What to do
A single figure is required: the number of lines below in which the word "control" occurs.

The records
>>>

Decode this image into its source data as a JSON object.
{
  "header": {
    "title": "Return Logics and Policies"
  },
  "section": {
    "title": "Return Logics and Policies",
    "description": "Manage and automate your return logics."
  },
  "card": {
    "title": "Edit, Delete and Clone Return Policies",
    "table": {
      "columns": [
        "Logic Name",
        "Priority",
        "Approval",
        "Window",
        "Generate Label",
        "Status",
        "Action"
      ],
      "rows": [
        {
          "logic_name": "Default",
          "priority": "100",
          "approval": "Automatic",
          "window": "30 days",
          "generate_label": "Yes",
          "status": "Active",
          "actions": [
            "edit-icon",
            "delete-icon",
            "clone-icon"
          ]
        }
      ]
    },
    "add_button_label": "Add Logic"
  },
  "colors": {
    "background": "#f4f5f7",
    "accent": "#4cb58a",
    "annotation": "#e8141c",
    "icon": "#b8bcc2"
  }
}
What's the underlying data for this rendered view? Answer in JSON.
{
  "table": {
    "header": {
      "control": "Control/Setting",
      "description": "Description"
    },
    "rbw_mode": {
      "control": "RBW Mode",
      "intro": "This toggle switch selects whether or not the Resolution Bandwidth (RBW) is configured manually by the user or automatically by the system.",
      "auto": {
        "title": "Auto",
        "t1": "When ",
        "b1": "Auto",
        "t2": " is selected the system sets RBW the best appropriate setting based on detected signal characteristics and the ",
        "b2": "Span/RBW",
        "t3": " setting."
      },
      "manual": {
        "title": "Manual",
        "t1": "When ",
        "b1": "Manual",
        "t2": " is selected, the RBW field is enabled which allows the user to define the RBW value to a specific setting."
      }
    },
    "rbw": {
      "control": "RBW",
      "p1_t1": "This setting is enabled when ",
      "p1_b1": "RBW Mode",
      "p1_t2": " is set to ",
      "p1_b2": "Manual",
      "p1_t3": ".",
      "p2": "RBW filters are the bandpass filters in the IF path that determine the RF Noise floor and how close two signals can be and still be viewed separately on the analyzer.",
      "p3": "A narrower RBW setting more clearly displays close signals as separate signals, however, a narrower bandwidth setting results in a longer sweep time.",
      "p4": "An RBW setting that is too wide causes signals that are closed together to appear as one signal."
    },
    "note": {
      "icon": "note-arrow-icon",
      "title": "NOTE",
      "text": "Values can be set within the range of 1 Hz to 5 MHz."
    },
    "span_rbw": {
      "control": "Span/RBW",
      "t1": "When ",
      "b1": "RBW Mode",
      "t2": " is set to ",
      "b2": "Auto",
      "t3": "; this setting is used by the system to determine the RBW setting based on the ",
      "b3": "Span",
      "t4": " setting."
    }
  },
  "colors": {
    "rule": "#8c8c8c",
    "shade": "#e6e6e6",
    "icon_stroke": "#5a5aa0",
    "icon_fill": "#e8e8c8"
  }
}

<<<

Response to this exercise
4